There are too many teacher-training slots. U.S. Secretary of Education Arne Duncan put it plainly last year when he said that "many, if not most, of the nation's 1,450 schools, colleges, and departments of education are doing a mediocre job of preparing teachers for the realities of the 21st-century classroom." Though training teachers may be a cash cow for some schools of education, states must lead the way by reducing the number of available slots, allowing those schools to make education a more highly valued major. Making entry into teacher-training programs more competitive will help attract better candidates, as it has done in Japan and Finland—and in Teach For America.
Upgrade clinical training. We underinvest in training teachers, as is most evident in a critical semester of academic training: student-teaching. We place student-teachers with no metrics to decide which classrooms they should enter. How is it decided that a particular teacher should be the powerfully influential "cooperating teacher"? Few programs review that teacher's instructional skills or student outcomes, or train the cooperating teacher to be an effective coach and mentor. We need state-certified cooperating teachers who earn extra pay for this certification. They should meet the highest levels of student-outcome measures and provide evidence of excellent instruction, such as through Robert C. Pianta's Classroom Assessment Scoring System.
Any reform of student-teaching must deal with its role as a "cash cow" for schools of education. Students pay full tuition for their student-teaching semester, despite its low cost to the school of education. Field supervisors are paid very little; likewise, cooperating teachers receive limited financial rewards or training. Clinical training could be the best place in the training pipeline to develop crucial teaching skills and to weed out would-be teachers who can't succeed in the classroom. Yet teacher-trainees too often receive a mediocre student-teaching experience and an almost automatic passing grade.
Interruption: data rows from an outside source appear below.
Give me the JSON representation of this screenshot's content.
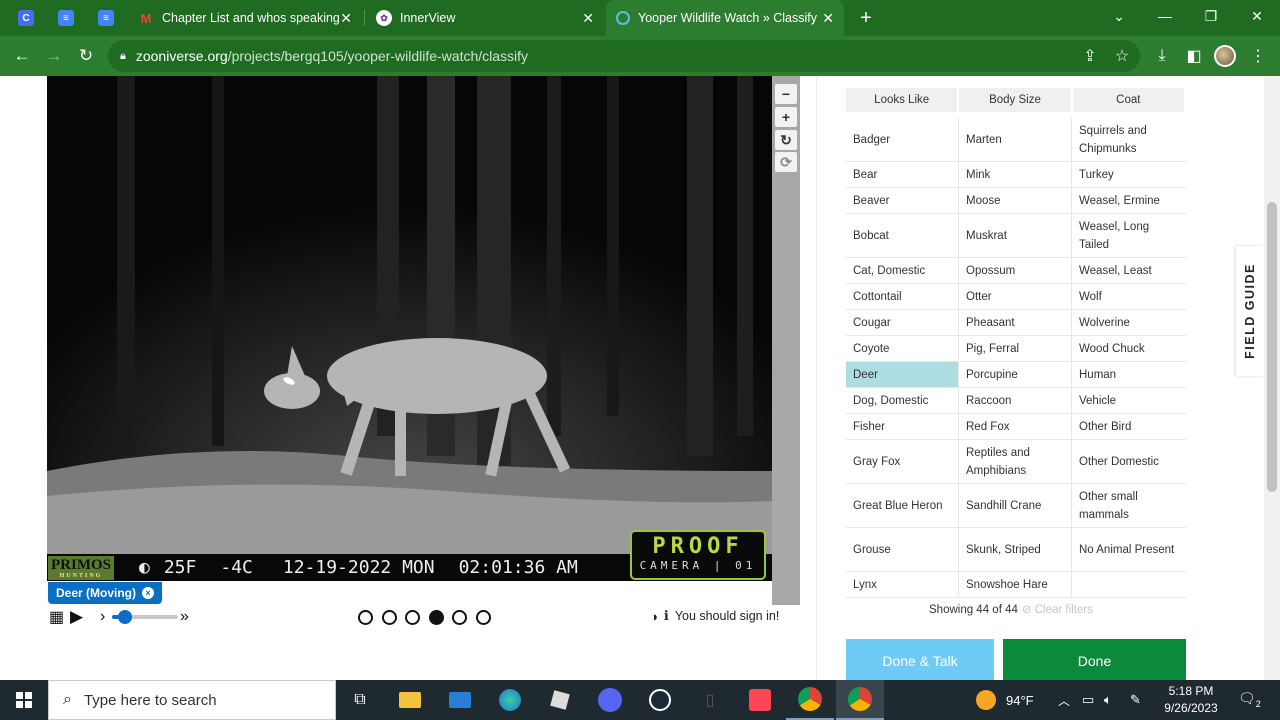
{
  "tabs": [
    {
      "title": "",
      "icon_color": "#4a6df0",
      "icon_letter": "C"
    },
    {
      "title": "",
      "icon_color": "#4285f4",
      "icon_letter": "≡"
    },
    {
      "title": "",
      "icon_color": "#4285f4",
      "icon_letter": "≡"
    },
    {
      "title": "Chapter List and whos speaking",
      "icon_letter": "M",
      "close": "✕"
    },
    {
      "title": "InnerView",
      "close": "✕"
    },
    {
      "title": "Yooper Wildlife Watch » Classify",
      "close": "✕"
    }
  ],
  "new_tab": "+",
  "window_controls": {
    "dropdown": "⌄",
    "minimize": "—",
    "restore": "❐",
    "close": "✕"
  },
  "address_bar": {
    "host": "zooniverse.org",
    "path": "/projects/bergq105/yooper-wildlife-watch/classify"
  },
  "camera_overlay": {
    "brand": "PRIMOS",
    "brand_sub": "HUNTING",
    "moon_icon": "◐",
    "temp_f": "25F",
    "temp_c": "-4C",
    "date": "12-19-2022 MON",
    "time": "02:01:36 AM",
    "logo_top": "PROOF",
    "logo_bottom": "CAMERA | 01"
  },
  "image_tools": {
    "zoom_out": "−",
    "zoom_in": "+",
    "rotate": "↻",
    "reset": "⟳"
  },
  "selected_tag": {
    "label": "Deer (Moving)",
    "remove": "×"
  },
  "frame_controls": {
    "grid_icon": "▦",
    "play_icon": "▶",
    "slow_icon": "›",
    "fast_icon": "»"
  },
  "frame_dots": [
    false,
    false,
    false,
    true,
    false,
    false
  ],
  "signin": {
    "contrast_icon": "◑",
    "info_icon": "ℹ",
    "text": "You should sign in!"
  },
  "filters": [
    "Looks Like",
    "Body Size",
    "Coat"
  ],
  "choices": [
    [
      "Badger",
      "Marten",
      "Squirrels and Chipmunks"
    ],
    [
      "Bear",
      "Mink",
      "Turkey"
    ],
    [
      "Beaver",
      "Moose",
      "Weasel, Ermine"
    ],
    [
      "Bobcat",
      "Muskrat",
      "Weasel, Long Tailed"
    ],
    [
      "Cat, Domestic",
      "Opossum",
      "Weasel, Least"
    ],
    [
      "Cottontail",
      "Otter",
      "Wolf"
    ],
    [
      "Cougar",
      "Pheasant",
      "Wolverine"
    ],
    [
      "Coyote",
      "Pig, Ferral",
      "Wood Chuck"
    ],
    [
      "Deer",
      "Porcupine",
      "Human"
    ],
    [
      "Dog, Domestic",
      "Raccoon",
      "Vehicle"
    ],
    [
      "Fisher",
      "Red Fox",
      "Other Bird"
    ],
    [
      "Gray Fox",
      "Reptiles and Amphibians",
      "Other Domestic"
    ],
    [
      "Great Blue Heron",
      "Sandhill Crane",
      "Other small mammals"
    ],
    [
      "Grouse",
      "Skunk, Striped",
      "No Animal Present"
    ],
    [
      "Lynx",
      "Snowshoe Hare",
      ""
    ]
  ],
  "selected_choice": "Deer",
  "showing": {
    "text": "Showing 44 of 44",
    "clear": "⊘ Clear filters"
  },
  "buttons": {
    "done_talk": "Done & Talk",
    "done": "Done"
  },
  "field_guide": "FIELD GUIDE",
  "taskbar": {
    "search_placeholder": "Type here to search",
    "weather": "94°F",
    "time": "5:18 PM",
    "date": "9/26/2023",
    "notifications": "2"
  }
}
The obvious contrast is the medical profession, where clinical training is about the very best practices possible.
Teacher certification should provide a meaningful bar to entry before ineffective teachers become permanently entrenched in their jobs. Not everybody with an education degree should be certified; look at the pass rates for bar exams, medical boards, and recognition in other professions. Certification should be based on rigorous subject tests and field evidence of effective instruction. Effective certification practices should also include on-the-job evaluations of instruction for two or three years before certification.
Connecticut is one of the states leading the way: Only 70 percent of prospective elementary and preschool teachers passed its subject test on teaching reading. State Commissioner of Education Mark K. McQuillan defended the test, saying: "You can't really effectively teach what you don't know."
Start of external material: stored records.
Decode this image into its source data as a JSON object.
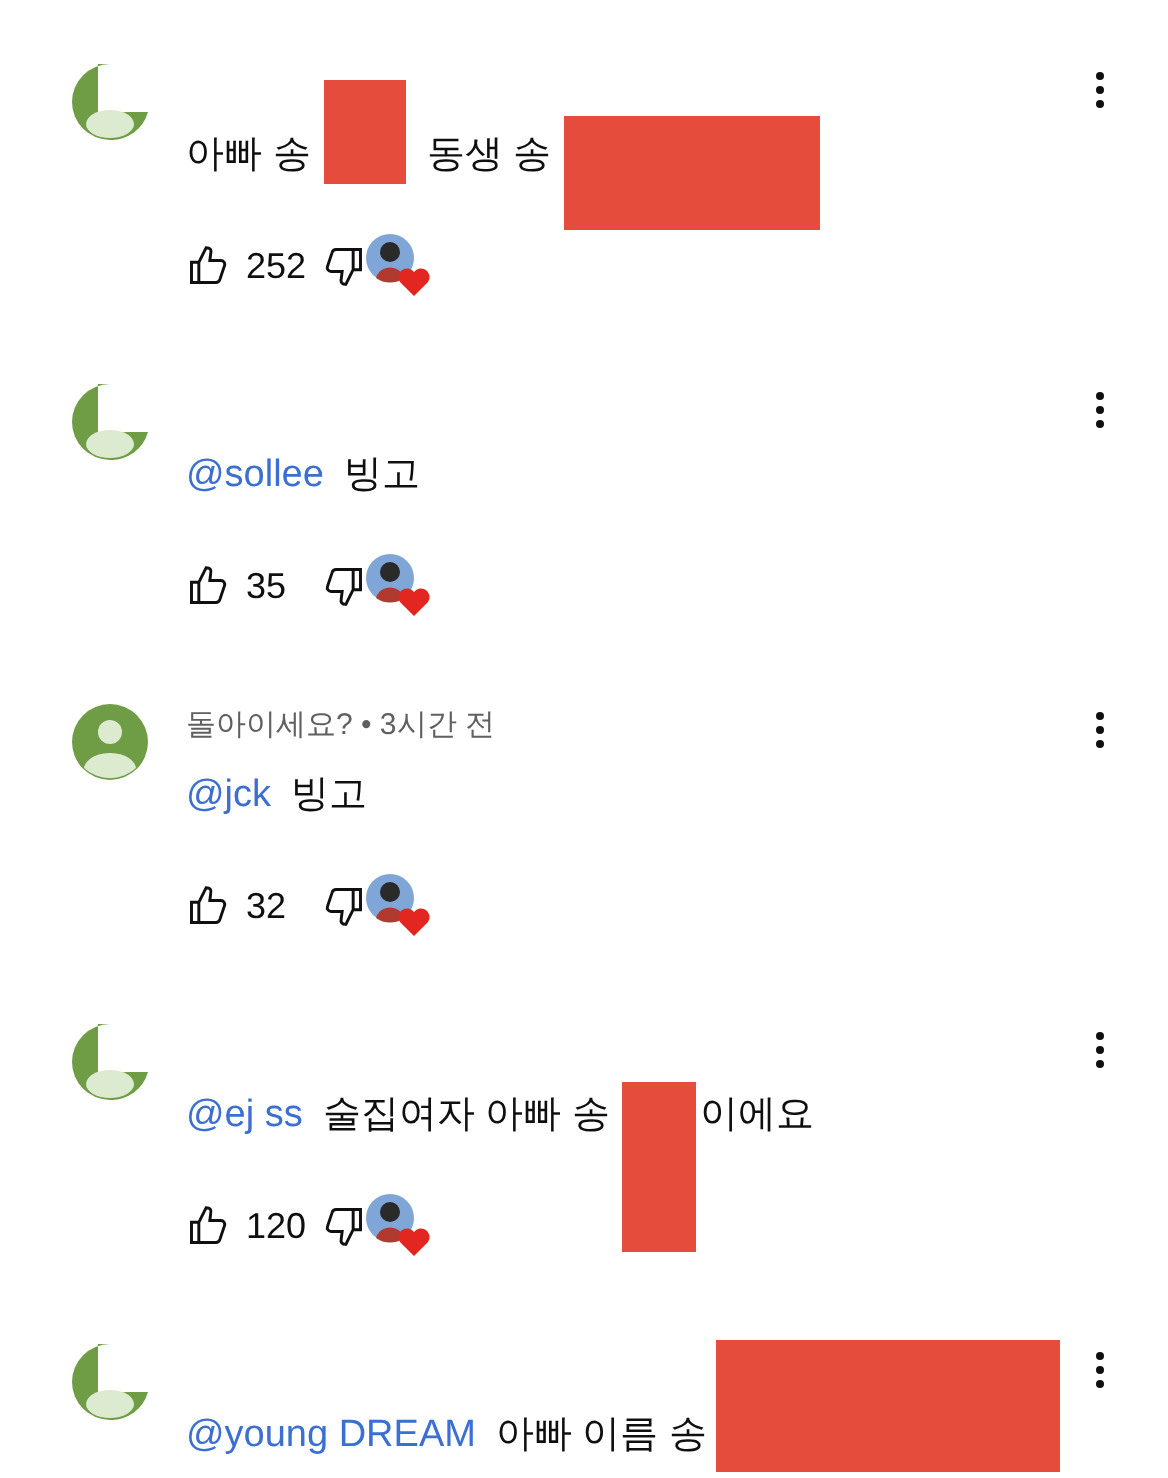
{
  "comments": [
    {
      "kind": "cropped",
      "parts": [
        {
          "kind": "text",
          "text": "아빠 송"
        },
        {
          "kind": "redaction"
        },
        {
          "kind": "text",
          "text": "동생 송"
        },
        {
          "kind": "redaction"
        }
      ],
      "likes": "252",
      "hearted": true
    },
    {
      "kind": "cropped",
      "mention": "@sollee",
      "parts": [
        {
          "kind": "text",
          "text": "빙고"
        }
      ],
      "likes": "35",
      "hearted": true
    },
    {
      "kind": "person",
      "header": "돌아이세요? • 3시간 전",
      "mention": "@jck",
      "parts": [
        {
          "kind": "text",
          "text": "빙고"
        }
      ],
      "likes": "32",
      "hearted": true
    },
    {
      "kind": "cropped",
      "mention": "@ej ss",
      "parts": [
        {
          "kind": "text",
          "text": "술집여자 아빠 송"
        },
        {
          "kind": "redaction"
        },
        {
          "kind": "text",
          "text": "이에요"
        }
      ],
      "likes": "120",
      "hearted": true
    },
    {
      "kind": "cropped",
      "mention": "@young DREAM",
      "parts": [
        {
          "kind": "text",
          "text": "아빠 이름 송"
        },
        {
          "kind": "redaction"
        }
      ]
    }
  ]
}
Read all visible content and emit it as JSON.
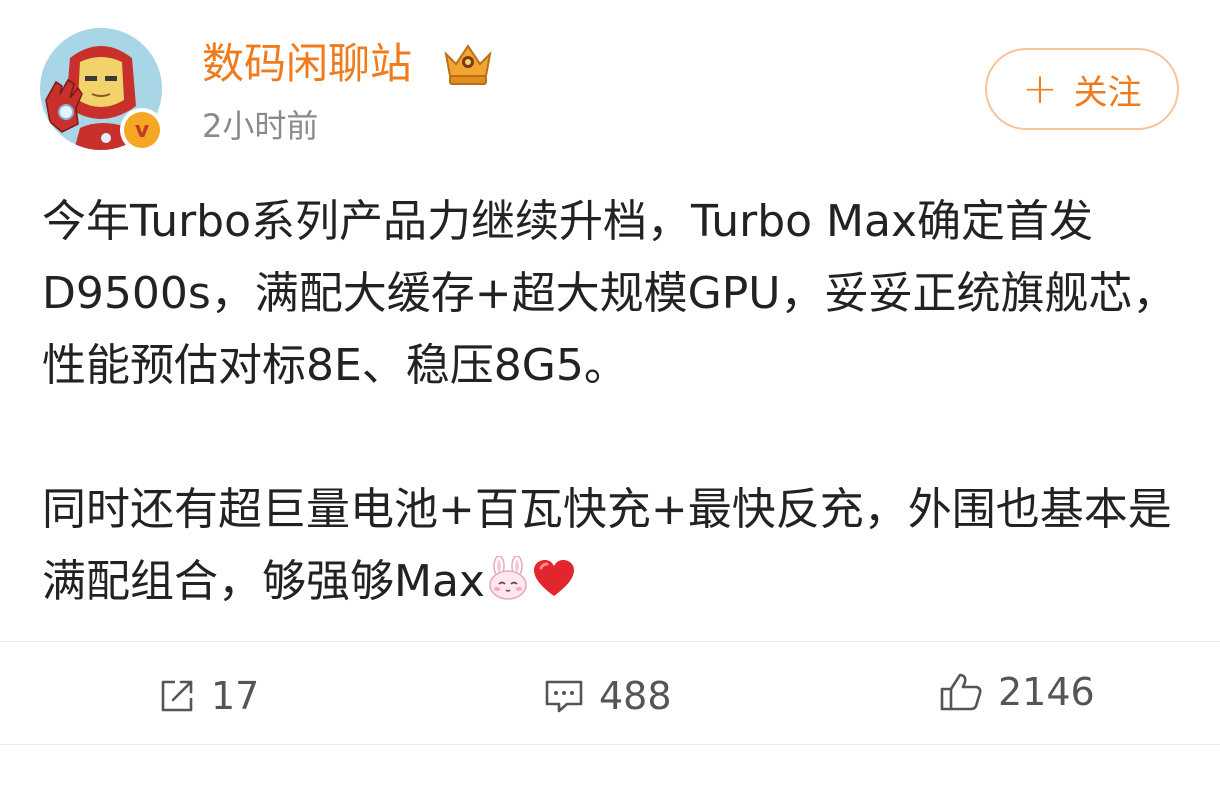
{
  "author": {
    "name": "数码闲聊站",
    "time": "2小时前",
    "verified_mark": "v",
    "avatar_icon": "iron-man-avatar-icon",
    "badge_icon": "crown-icon"
  },
  "follow_button": {
    "plus": "+",
    "label": "关注"
  },
  "post": {
    "paragraph1": "今年Turbo系列产品力继续升档，Turbo Max确定首发D9500s，满配大缓存+超大规模GPU，妥妥正统旗舰芯，性能预估对标8E、稳压8G5。",
    "paragraph2_text": "同时还有超巨量电池+百瓦快充+最快反充，外围也基本是满配组合，够强够Max",
    "emojis": [
      "rabbit-face-emoji",
      "red-heart-emoji"
    ]
  },
  "actions": {
    "repost": {
      "icon": "share-icon",
      "count": "17"
    },
    "comment": {
      "icon": "comment-icon",
      "count": "488"
    },
    "like": {
      "icon": "thumbs-up-icon",
      "count": "2146"
    }
  },
  "colors": {
    "accent": "#f07b1d",
    "text": "#222222",
    "muted": "#8a8a8a",
    "follow_border": "#f5c49b"
  }
}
Train principals in how to hire high-quality teachers. How is it that we do not adequately train principals for arguably their most important job: deciding whom to hire? Principals need expert training and coaching in how to recruit. They need time to devote to recruiting and training, using lesson-observation protocols during the hiring process. Districts and unions need to leave hiring decisions to principals and local site committees so that large urban districts have the flexibility to hire early and for specific grades, subjects, and schools. We believe that hiring practices are a fertile area for experimentation and research—for example, testing the use of short probationary periods to assess their impact on teacher quality.
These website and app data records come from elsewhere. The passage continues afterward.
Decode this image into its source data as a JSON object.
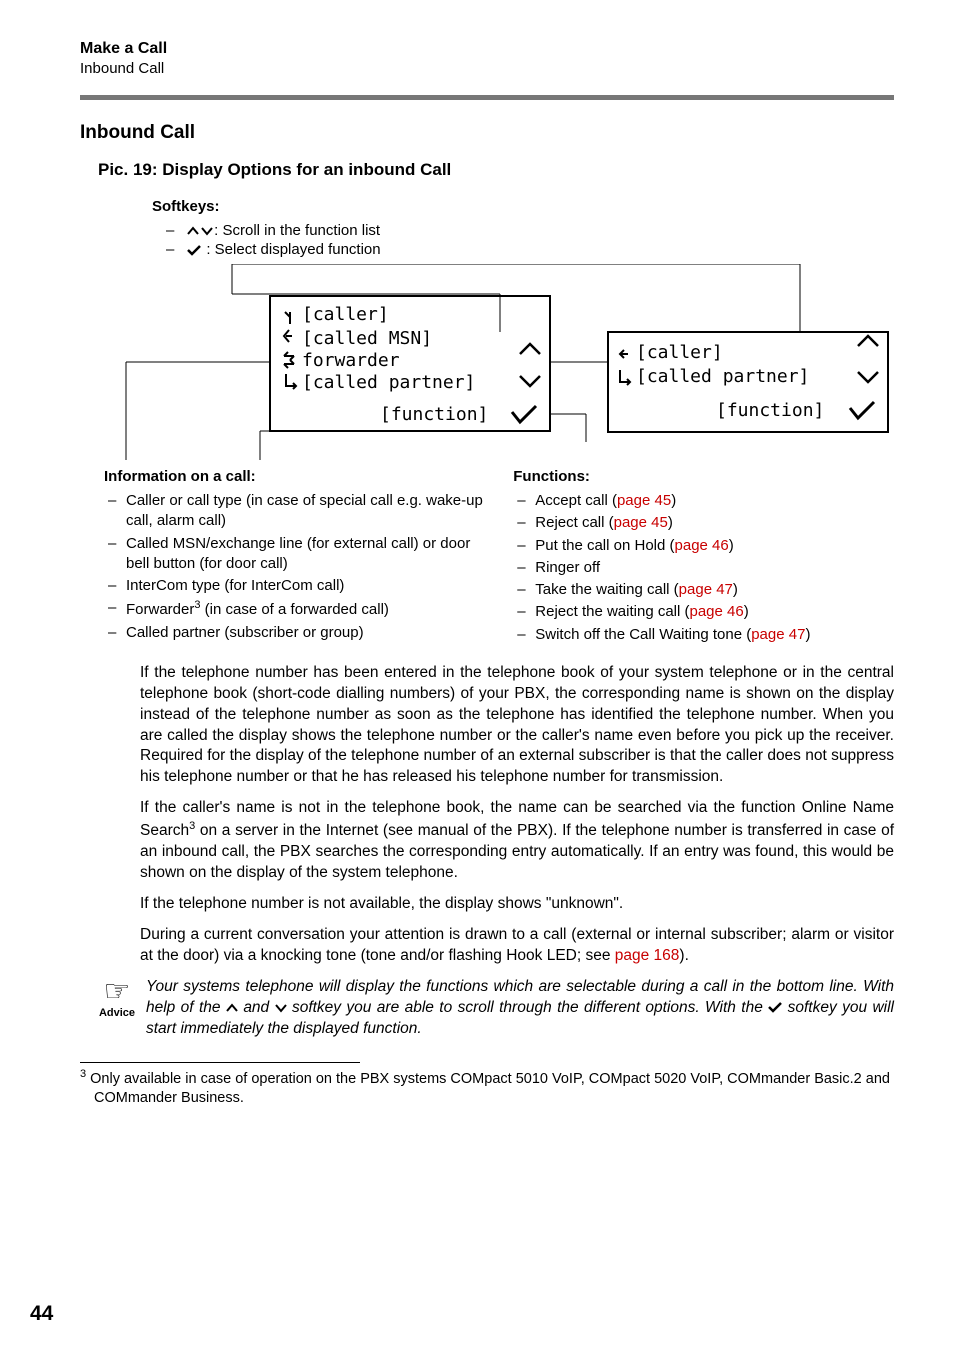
{
  "header": {
    "title": "Make a Call",
    "sub": "Inbound Call"
  },
  "section_heading": "Inbound Call",
  "pic_caption": "Pic. 19: Display Options for an inbound Call",
  "softkeys": {
    "title": "Softkeys:",
    "line1": ": Scroll in the function list",
    "line2": " : Select displayed function"
  },
  "display_left": {
    "l1": "[caller]",
    "l2": "[called MSN]",
    "l3": "forwarder",
    "l4": "[called partner]",
    "l5": "[function]"
  },
  "display_right": {
    "l1": "[caller]",
    "l2": "[called partner]",
    "l3": "[function]"
  },
  "info": {
    "title": "Information on a call:",
    "i1": "Caller or call type (in case of special call e.g. wake-up call, alarm call)",
    "i2": "Called MSN/exchange line (for external call) or door bell button (for door call)",
    "i3": "InterCom type (for InterCom call)",
    "i4a": "Forwarder",
    "i4b": " (in case of a forwarded call)",
    "i5": "Called partner (subscriber or group)"
  },
  "functions": {
    "title": "Functions:",
    "f1a": "Accept call (",
    "f1b": "page 45",
    "f1c": ")",
    "f2a": "Reject call (",
    "f2b": "page 45",
    "f2c": ")",
    "f3a": "Put the call on Hold (",
    "f3b": "page 46",
    "f3c": ")",
    "f4": "Ringer off",
    "f5a": "Take the waiting call (",
    "f5b": "page 47",
    "f5c": ")",
    "f6a": "Reject the waiting call (",
    "f6b": "page 46",
    "f6c": ")",
    "f7a": "Switch off the Call Waiting tone (",
    "f7b": "page 47",
    "f7c": ")"
  },
  "body": {
    "p1": "If the telephone number has been entered in the telephone book of your system telephone or in the central telephone book (short-code dialling numbers) of your PBX, the corresponding name is shown on the display instead of the telephone number as soon as the telephone has identified the telephone number. When you are called the display shows the telephone number or the caller's name even before you pick up the receiver. Required for the display of the telephone number of an external subscriber is that the caller does not suppress his telephone number or that he has released his telephone number for transmission.",
    "p2a": "If the caller's name is not in the telephone book, the name can be searched via the function Online Name Search",
    "p2b": " on a server in the Internet (see manual of the PBX). If the telephone number is transferred in case of an inbound call, the PBX searches the corresponding entry automatically. If an entry was found, this would be shown on the display of the system telephone.",
    "p3": "If the telephone number is not available, the display shows \"unknown\".",
    "p4a": "During a current conversation your attention is drawn to a call (external or internal subscriber; alarm or visitor at the door) via a knocking tone (tone and/or flashing Hook LED; see ",
    "p4b": "page 168",
    "p4c": ")."
  },
  "advice": {
    "label": "Advice",
    "t1": "Your systems telephone will display the functions which are selectable during a call in the bottom line. With help of the ",
    "t2": " and ",
    "t3": " softkey you are able to scroll through the different options. With the ",
    "t4": " softkey you will start immediately the displayed function."
  },
  "footnote": {
    "num": "3",
    "text": " Only available in case of operation on the PBX systems COMpact 5010 VoIP, COMpact 5020 VoIP, COMmander Basic.2 and COMmander Business."
  },
  "page_number": "44"
}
Tenure shouldn't be automatic. Tenure is too often the "default" decision, and few school districts have any metrics for evaluating tenure or candidates, or spend much time and energy on the process. A recent Los Angeles Times series ("Failure Gets a Pass") noted that 98 percent of teachers in the Los Angeles Unified School District receive tenure after two years—based on a half-hour review. This is all too typical of lax state regulation where it counts.
Dramatically improve professional development: focusing on teaching practice, not the individual teacher's personality strengths and weaknesses. Research tells us that in-class, one-on-one coaching, and the Japanese lesson-study model are the most effective practices, giving teachers ownership over their own development.
The Children's Literacy Initiative's federally supported Investing in Innovation, or i3, project develops grade-level "model teacher" leadership and expertise, using in-class, content-focused coaching by its own staff. Teachers need to learn how to plan lessons, not read them from a script. They need expert help in learning how to deliver lessons while closely observing student learning, not just in assigning pages from a textbook.
We have to get over the simplistic notion that exemplary teachers are just identified and then given bonuses. They must be developed and given leadership opportunities.
Good teaching is built practice by practice, not simply discovered in the raw. In the "model classroom" framework of the Children's Literacy Initiative, exemplary teaching is measured, replicated, and recognized with opportunities for "model teachers" to become grade-level leaders. The best teachers can play a vital coaching role inside their own schools by fostering continuous learning among teachers.
There are 3.6 million K-12 public school teachers in the United States, and within this enormous workforce lies much of the challenge and promise of public education. Of course bad teachers should go, but as Secretary Duncan has said, "we can't fire our way out of this problem."
We cannot expect to replace millions of teachers with those somehow blessed with innate charisma or a superhuman work ethic. Mary Poppins is not waiting in the wings to save us. Only state policies can prevent so many inadequately screened and trained teachers from receiving tenure and provide a sufficient pool of quality teaching candidates to fix this human-capital train wreck.
(Linda Katz is the executive director of the Children's Literacy Initiative, in Philadelphia. Andrew Belton is a partner in the New York City office of the Bridgespan Group.)